__Problem to solve__.
Retype the records below so that each one matches exactly.

__Exercise material__.

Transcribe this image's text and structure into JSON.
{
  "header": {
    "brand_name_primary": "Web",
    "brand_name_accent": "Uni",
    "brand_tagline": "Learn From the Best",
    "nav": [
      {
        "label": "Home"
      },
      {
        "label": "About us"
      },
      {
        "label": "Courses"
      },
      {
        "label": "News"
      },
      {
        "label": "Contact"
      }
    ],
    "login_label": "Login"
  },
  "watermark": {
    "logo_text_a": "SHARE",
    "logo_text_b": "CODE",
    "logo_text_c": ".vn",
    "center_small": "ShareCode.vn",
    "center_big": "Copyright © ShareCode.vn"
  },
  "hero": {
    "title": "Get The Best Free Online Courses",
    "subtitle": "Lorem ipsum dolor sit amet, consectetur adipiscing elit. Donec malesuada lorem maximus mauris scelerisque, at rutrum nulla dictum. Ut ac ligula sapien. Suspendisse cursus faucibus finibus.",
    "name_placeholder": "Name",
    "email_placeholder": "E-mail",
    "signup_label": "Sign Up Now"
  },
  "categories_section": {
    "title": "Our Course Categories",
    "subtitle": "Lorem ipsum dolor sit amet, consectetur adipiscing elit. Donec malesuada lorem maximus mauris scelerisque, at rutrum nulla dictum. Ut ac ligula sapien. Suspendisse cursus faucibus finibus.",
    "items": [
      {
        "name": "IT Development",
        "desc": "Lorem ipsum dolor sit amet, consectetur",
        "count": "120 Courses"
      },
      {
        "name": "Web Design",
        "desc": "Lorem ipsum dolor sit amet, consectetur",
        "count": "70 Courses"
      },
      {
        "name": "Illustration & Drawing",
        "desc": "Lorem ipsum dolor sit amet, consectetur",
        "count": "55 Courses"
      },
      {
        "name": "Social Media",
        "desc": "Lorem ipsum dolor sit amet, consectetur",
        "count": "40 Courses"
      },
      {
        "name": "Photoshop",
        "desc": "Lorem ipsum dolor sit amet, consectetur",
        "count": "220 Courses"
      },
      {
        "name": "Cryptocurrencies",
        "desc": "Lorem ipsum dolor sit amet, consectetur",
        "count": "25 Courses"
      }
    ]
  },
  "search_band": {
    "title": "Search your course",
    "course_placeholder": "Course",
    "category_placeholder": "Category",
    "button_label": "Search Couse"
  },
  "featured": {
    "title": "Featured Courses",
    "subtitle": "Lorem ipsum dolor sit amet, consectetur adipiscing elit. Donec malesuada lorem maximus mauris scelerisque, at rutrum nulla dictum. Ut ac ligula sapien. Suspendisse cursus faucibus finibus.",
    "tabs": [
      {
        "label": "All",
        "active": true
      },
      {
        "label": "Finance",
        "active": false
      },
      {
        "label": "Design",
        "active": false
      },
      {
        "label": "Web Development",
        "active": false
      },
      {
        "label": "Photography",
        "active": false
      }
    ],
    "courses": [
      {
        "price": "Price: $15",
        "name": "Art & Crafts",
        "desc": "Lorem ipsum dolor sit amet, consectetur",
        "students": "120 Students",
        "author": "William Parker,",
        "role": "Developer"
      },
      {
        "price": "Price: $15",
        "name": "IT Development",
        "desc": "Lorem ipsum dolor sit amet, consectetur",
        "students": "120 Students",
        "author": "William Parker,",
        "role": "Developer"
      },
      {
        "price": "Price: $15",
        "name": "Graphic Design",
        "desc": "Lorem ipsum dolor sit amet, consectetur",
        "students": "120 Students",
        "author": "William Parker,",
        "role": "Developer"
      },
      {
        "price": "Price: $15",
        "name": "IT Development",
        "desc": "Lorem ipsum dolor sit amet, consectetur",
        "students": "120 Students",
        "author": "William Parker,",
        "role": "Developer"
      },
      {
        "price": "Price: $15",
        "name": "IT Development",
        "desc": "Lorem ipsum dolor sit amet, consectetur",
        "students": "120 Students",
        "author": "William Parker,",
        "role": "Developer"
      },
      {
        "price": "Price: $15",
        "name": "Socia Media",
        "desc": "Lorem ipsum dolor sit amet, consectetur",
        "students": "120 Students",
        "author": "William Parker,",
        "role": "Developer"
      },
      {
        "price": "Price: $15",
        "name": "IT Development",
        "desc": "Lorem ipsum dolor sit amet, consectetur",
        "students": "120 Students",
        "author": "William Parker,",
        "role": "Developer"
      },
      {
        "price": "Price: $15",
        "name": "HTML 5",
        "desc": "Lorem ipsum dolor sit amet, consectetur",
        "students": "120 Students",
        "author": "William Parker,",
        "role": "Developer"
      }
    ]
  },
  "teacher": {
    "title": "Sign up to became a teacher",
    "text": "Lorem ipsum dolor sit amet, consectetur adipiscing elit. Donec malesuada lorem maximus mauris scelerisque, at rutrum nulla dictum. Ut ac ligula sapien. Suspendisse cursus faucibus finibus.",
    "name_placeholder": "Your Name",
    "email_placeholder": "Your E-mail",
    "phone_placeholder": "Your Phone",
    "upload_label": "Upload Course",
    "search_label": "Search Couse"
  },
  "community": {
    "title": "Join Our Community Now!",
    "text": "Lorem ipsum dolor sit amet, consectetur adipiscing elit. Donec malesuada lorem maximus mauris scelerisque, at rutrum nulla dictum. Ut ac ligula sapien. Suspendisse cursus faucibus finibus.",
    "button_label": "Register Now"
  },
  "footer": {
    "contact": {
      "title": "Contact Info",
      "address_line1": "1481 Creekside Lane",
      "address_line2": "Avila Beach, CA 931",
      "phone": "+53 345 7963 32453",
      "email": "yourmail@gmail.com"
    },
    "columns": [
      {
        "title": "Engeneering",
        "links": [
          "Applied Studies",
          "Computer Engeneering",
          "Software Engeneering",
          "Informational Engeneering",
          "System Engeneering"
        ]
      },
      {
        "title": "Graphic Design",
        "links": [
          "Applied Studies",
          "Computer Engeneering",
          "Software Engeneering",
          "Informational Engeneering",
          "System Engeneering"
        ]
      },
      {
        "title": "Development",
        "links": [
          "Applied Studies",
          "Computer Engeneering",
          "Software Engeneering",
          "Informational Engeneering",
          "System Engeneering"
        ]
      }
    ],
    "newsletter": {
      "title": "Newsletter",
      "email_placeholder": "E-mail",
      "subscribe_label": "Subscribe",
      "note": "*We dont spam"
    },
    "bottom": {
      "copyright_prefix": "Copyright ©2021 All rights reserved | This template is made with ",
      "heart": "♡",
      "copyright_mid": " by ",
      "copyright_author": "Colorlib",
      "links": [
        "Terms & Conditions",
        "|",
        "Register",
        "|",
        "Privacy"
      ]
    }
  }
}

__Output for this task__.
Transcribe this image's text and structure into JSON.
{
  "header": {
    "brand_name_primary": "Web",
    "brand_name_accent": "Uni",
    "brand_tagline": "Learn From the Best",
    "nav": [
      {
        "label": "Home"
      },
      {
        "label": "About us"
      },
      {
        "label": "Courses"
      },
      {
        "label": "News"
      },
      {
        "label": "Contact"
      }
    ],
    "login_label": "Login"
  },
  "watermark": {
    "logo_text_a": "SHARE",
    "logo_text_b": "CODE",
    "logo_text_c": ".vn",
    "center_small": "ShareCode.vn",
    "center_big": "Copyright © ShareCode.vn"
  },
  "hero": {
    "title": "Get The Best Free Online Courses",
    "subtitle": "Lorem ipsum dolor sit amet, consectetur adipiscing elit. Donec malesuada lorem maximus mauris scelerisque, at rutrum nulla dictum. Ut ac ligula sapien. Suspendisse cursus faucibus finibus.",
    "name_placeholder": "Name",
    "email_placeholder": "E-mail",
    "signup_label": "Sign Up Now"
  },
  "categories_section": {
    "title": "Our Course Categories",
    "subtitle": "Lorem ipsum dolor sit amet, consectetur adipiscing elit. Donec malesuada lorem maximus mauris scelerisque, at rutrum nulla dictum. Ut ac ligula sapien. Suspendisse cursus faucibus finibus.",
    "items": [
      {
        "name": "IT Development",
        "desc": "Lorem ipsum dolor sit amet, consectetur",
        "count": "120 Courses"
      },
      {
        "name": "Web Design",
        "desc": "Lorem ipsum dolor sit amet, consectetur",
        "count": "70 Courses"
      },
      {
        "name": "Illustration & Drawing",
        "desc": "Lorem ipsum dolor sit amet, consectetur",
        "count": "55 Courses"
      },
      {
        "name": "Social Media",
        "desc": "Lorem ipsum dolor sit amet, consectetur",
        "count": "40 Courses"
      },
      {
        "name": "Photoshop",
        "desc": "Lorem ipsum dolor sit amet, consectetur",
        "count": "220 Courses"
      },
      {
        "name": "Cryptocurrencies",
        "desc": "Lorem ipsum dolor sit amet, consectetur",
        "count": "25 Courses"
      }
    ]
  },
  "search_band": {
    "title": "Search your course",
    "course_placeholder": "Course",
    "category_placeholder": "Category",
    "button_label": "Search Couse"
  },
  "featured": {
    "title": "Featured Courses",
    "subtitle": "Lorem ipsum dolor sit amet, consectetur adipiscing elit. Donec malesuada lorem maximus mauris scelerisque, at rutrum nulla dictum. Ut ac ligula sapien. Suspendisse cursus faucibus finibus.",
    "tabs": [
      {
        "label": "All",
        "active": true
      },
      {
        "label": "Finance",
        "active": false
      },
      {
        "label": "Design",
        "active": false
      },
      {
        "label": "Web Development",
        "active": false
      },
      {
        "label": "Photography",
        "active": false
      }
    ],
    "courses": [
      {
        "price": "Price: $15",
        "name": "Art & Crafts",
        "desc": "Lorem ipsum dolor sit amet, consectetur",
        "students": "120 Students",
        "author": "William Parker,",
        "role": "Developer"
      },
      {
        "price": "Price: $15",
        "name": "IT Development",
        "desc": "Lorem ipsum dolor sit amet, consectetur",
        "students": "120 Students",
        "author": "William Parker,",
        "role": "Developer"
      },
      {
        "price": "Price: $15",
        "name": "Graphic Design",
        "desc": "Lorem ipsum dolor sit amet, consectetur",
        "students": "120 Students",
        "author": "William Parker,",
        "role": "Developer"
      },
      {
        "price": "Price: $15",
        "name": "IT Development",
        "desc": "Lorem ipsum dolor sit amet, consectetur",
        "students": "120 Students",
        "author": "William Parker,",
        "role": "Developer"
      },
      {
        "price": "Price: $15",
        "name": "IT Development",
        "desc": "Lorem ipsum dolor sit amet, consectetur",
        "students": "120 Students",
        "author": "William Parker,",
        "role": "Developer"
      },
      {
        "price": "Price: $15",
        "name": "Socia Media",
        "desc": "Lorem ipsum dolor sit amet, consectetur",
        "students": "120 Students",
        "author": "William Parker,",
        "role": "Developer"
      },
      {
        "price": "Price: $15",
        "name": "IT Development",
        "desc": "Lorem ipsum dolor sit amet, consectetur",
        "students": "120 Students",
        "author": "William Parker,",
        "role": "Developer"
      },
      {
        "price": "Price: $15",
        "name": "HTML 5",
        "desc": "Lorem ipsum dolor sit amet, consectetur",
        "students": "120 Students",
        "author": "William Parker,",
        "role": "Developer"
      }
    ]
  },
  "teacher": {
    "title": "Sign up to became a teacher",
    "text": "Lorem ipsum dolor sit amet, consectetur adipiscing elit. Donec malesuada lorem maximus mauris scelerisque, at rutrum nulla dictum. Ut ac ligula sapien. Suspendisse cursus faucibus finibus.",
    "name_placeholder": "Your Name",
    "email_placeholder": "Your E-mail",
    "phone_placeholder": "Your Phone",
    "upload_label": "Upload Course",
    "search_label": "Search Couse"
  },
  "community": {
    "title": "Join Our Community Now!",
    "text": "Lorem ipsum dolor sit amet, consectetur adipiscing elit. Donec malesuada lorem maximus mauris scelerisque, at rutrum nulla dictum. Ut ac ligula sapien. Suspendisse cursus faucibus finibus.",
    "button_label": "Register Now"
  },
  "footer": {
    "contact": {
      "title": "Contact Info",
      "address_line1": "1481 Creekside Lane",
      "address_line2": "Avila Beach, CA 931",
      "phone": "+53 345 7963 32453",
      "email": "yourmail@gmail.com"
    },
    "columns": [
      {
        "title": "Engeneering",
        "links": [
          "Applied Studies",
          "Computer Engeneering",
          "Software Engeneering",
          "Informational Engeneering",
          "System Engeneering"
        ]
      },
      {
        "title": "Graphic Design",
        "links": [
          "Applied Studies",
          "Computer Engeneering",
          "Software Engeneering",
          "Informational Engeneering",
          "System Engeneering"
        ]
      },
      {
        "title": "Development",
        "links": [
          "Applied Studies",
          "Computer Engeneering",
          "Software Engeneering",
          "Informational Engeneering",
          "System Engeneering"
        ]
      }
    ],
    "newsletter": {
      "title": "Newsletter",
      "email_placeholder": "E-mail",
      "subscribe_label": "Subscribe",
      "note": "*We dont spam"
    },
    "bottom": {
      "copyright_prefix": "Copyright ©2021 All rights reserved | This template is made with ",
      "heart": "♡",
      "copyright_mid": " by ",
      "copyright_author": "Colorlib",
      "links": [
        "Terms & Conditions",
        "|",
        "Register",
        "|",
        "Privacy"
      ]
    }
  }
}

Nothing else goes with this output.